Skip to main content

Arabic press review: UAE's $2.2m boycott bribe backfires as Libyans head to Doha

Elsewhere, the Egyptian government is threatening to imprison cash-strapped teachers moonlighting as private tutors
The 14th Arab Shooting Championship is set to open 15 November in Doha (AFP)

UAE fails to convince Libya to boycott Qatari tournament 

The United Arab Emirates paid $2.2m to a Libyan sports authority to boycott a shooting tournament to be held in Qatar this month, according to documents published by website Asrar Arabiya.

However, the website reports, Libyan government officials were angry when they learned about the bribe, and subsequently confirmed that the country would still send a delegation to the 14th Arab Shooting Championship.

On 27 October, five days after the Libyan Shooting Federation pulled out of the tournament, the UAE's General Authority for Sports sent a letter to the federation - published by Asrar Arabiya - expressing "its appreciation of the Libyan Union’s response to the request to boycott the tournament in Qatar and thus provides financial support of two million Euros ($2.2m)". 

Two days later, the Libyan government issued a statement saying it rejected the politicisation of sports and confirmed Libya's participation in the tournament, scheduled to begin on 15 November.

"The authority encourages any Arab gathering which will contribute to support and strengthen the bonds of cooperation between our sports teams during regional, continental, and international events," the statement said.

Egyptian teachers threatened with imprisonment 

The Egyptian parliament is discussing a new bill that criminalises private tutoring, and allows for the imprisonment of teachers who work extra time outside school hours, according to news website Arabi21.

More than half of the teachers in Egypt are estimated to be working extra hours outside of their shifts as a result of the low wages they are paid, with salaries ranging from $55 to $110 per month, Arabi21 reports.

Egyptian families spend between $1.3bn and $1.6bn annually on private tutoring, which accounts for around 40 percent of household expenditures. Rural families typically spend more than those in cities, according to the website.

Activists shut down Israeli company at Moroccan date expo

Organisers of the International Exhibition of Dates in Morocco suspended the participation of an Israeli company after a series of protests held by activists this week, London-based al-Quds al-Arabi reports.

The Israeli firm, Netafim, which reportedly produces and sells dates grown within the occupied Palestinian territories, had a booth at the exhibition held in the eastern city of Erfoud.

Over the course of several days, activists with the Moroccan Observatory against Normalisation with Israeli and also with the Boycott, Divestment and Sanctions movement, protested Netafim's participation, leading public authorities and company representatives to end Netafim's involvement. 

Reopened Jordan-Syria border crossing is very busy 

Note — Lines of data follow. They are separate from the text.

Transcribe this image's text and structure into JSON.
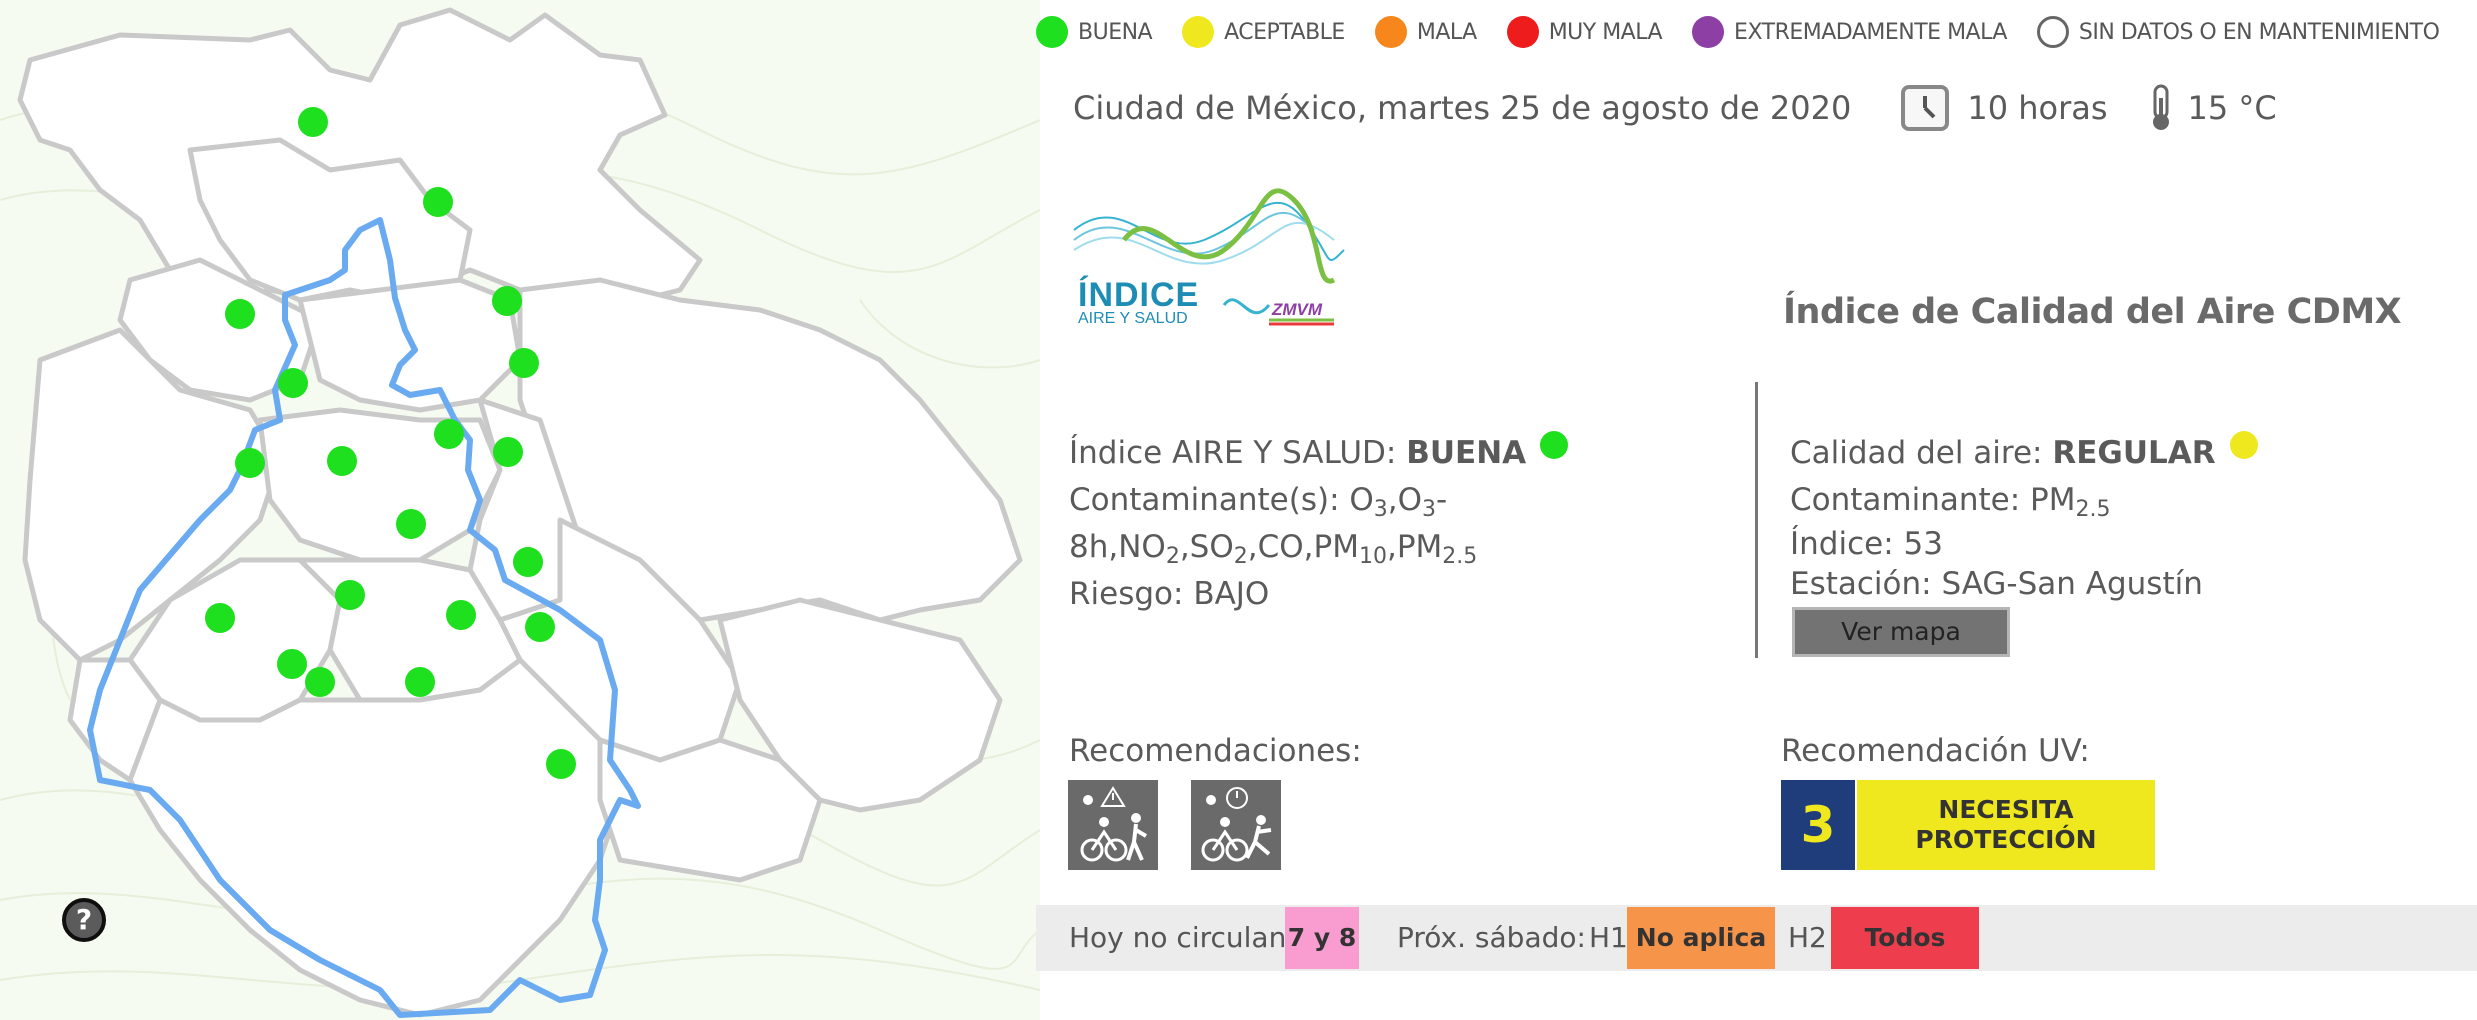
{
  "legend": {
    "items": [
      {
        "label": "BUENA",
        "color": "#1ee01e",
        "icon": "circle-filled"
      },
      {
        "label": "ACEPTABLE",
        "color": "#f0e81e",
        "icon": "circle-filled"
      },
      {
        "label": "MALA",
        "color": "#f7861c",
        "icon": "circle-filled"
      },
      {
        "label": "MUY MALA",
        "color": "#ee1c1c",
        "icon": "circle-filled"
      },
      {
        "label": "EXTREMADAMENTE MALA",
        "color": "#8e3fa3",
        "icon": "circle-filled"
      },
      {
        "label": "SIN DATOS O EN MANTENIMIENTO",
        "color": "#ffffff",
        "icon": "circle-outline"
      }
    ]
  },
  "header": {
    "date": "Ciudad de México, martes 25 de agosto de 2020",
    "time_icon": "clock-icon",
    "time": "10 horas",
    "temp_icon": "thermometer-icon",
    "temp": "15 °C"
  },
  "logo": {
    "line1": "ÍNDICE",
    "line2": "AIRE Y SALUD",
    "line3": "ZMVM"
  },
  "aqi_title": "Índice de Calidad del Aire CDMX",
  "indice_aire_salud": {
    "label": "Índice AIRE Y SALUD: ",
    "value": "BUENA",
    "value_color": "#1ee01e",
    "contaminantes_line1": "Contaminante(s): O3,O3-",
    "contaminantes_line2": "8h,NO2,SO2,CO,PM10,PM2.5",
    "riesgo": "Riesgo: BAJO"
  },
  "calidad_aire": {
    "label": "Calidad del aire: ",
    "value": "REGULAR",
    "value_color": "#f0e81e",
    "contaminante": "Contaminante: PM2.5",
    "indice": "Índice: 53",
    "estacion": "Estación: SAG-San Agustín",
    "map_button": "Ver mapa"
  },
  "recomendaciones": {
    "title": "Recomendaciones:",
    "icons": [
      "cyclist-pedestrian-warning-icon",
      "cyclist-runner-clock-icon"
    ]
  },
  "uv": {
    "title": "Recomendación UV:",
    "index": "3",
    "label_line1": "NECESITA",
    "label_line2": "PROTECCIÓN",
    "index_bg": "#1f3d7b",
    "label_bg": "#f0e81e"
  },
  "hoy_no_circula": {
    "label": "Hoy no circulan:",
    "value": "7 y 8",
    "value_bg": "#f99dd0",
    "sabado_label": "Próx. sábado:",
    "h1_label": "H1",
    "h1_value": "No aplica",
    "h1_bg": "#f6954a",
    "h2_label": "H2",
    "h2_value": "Todos",
    "h2_bg": "#ee3e4d"
  },
  "map": {
    "help_label": "?",
    "station_color": "#1ee01e",
    "boundary_color": "#6aaaf0"
  }
}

More than 14,000 vehicles - or 1,000 per day - have crossed the Jordanian-Syrian border since it reopened only two weeks ago, Jordanian newspaper al-Ghad reports.

On 15 October, Jordan and Syria reopened the crossing, which has been crowded since with Jordanians travelling to Syria, the paper reports.

The customs director at the Jaber border crossing, Ali Oweis, told al-Ghad that on average between 600 and 700 vehicles have left for Syria each day since the opening. Around 350 trucks with goods also cross daily.

Dozens of customs clearance companies operating at the border have reopened in the past month as well. 

*Arabic press review is a digest of reports that are not independently verified as accurate by Middle East Eye.

Stay informed with MEE's newsletters

Sign up to get the latest alerts, insights and analysis, starting with Turkey Unpacked

Middle East Eye delivers independent and unrivalled coverage and analysis of the Middle East, North Africa and beyond. To learn more about republishing this content and the associated fees, please fill out this form. More about MEE can be found here.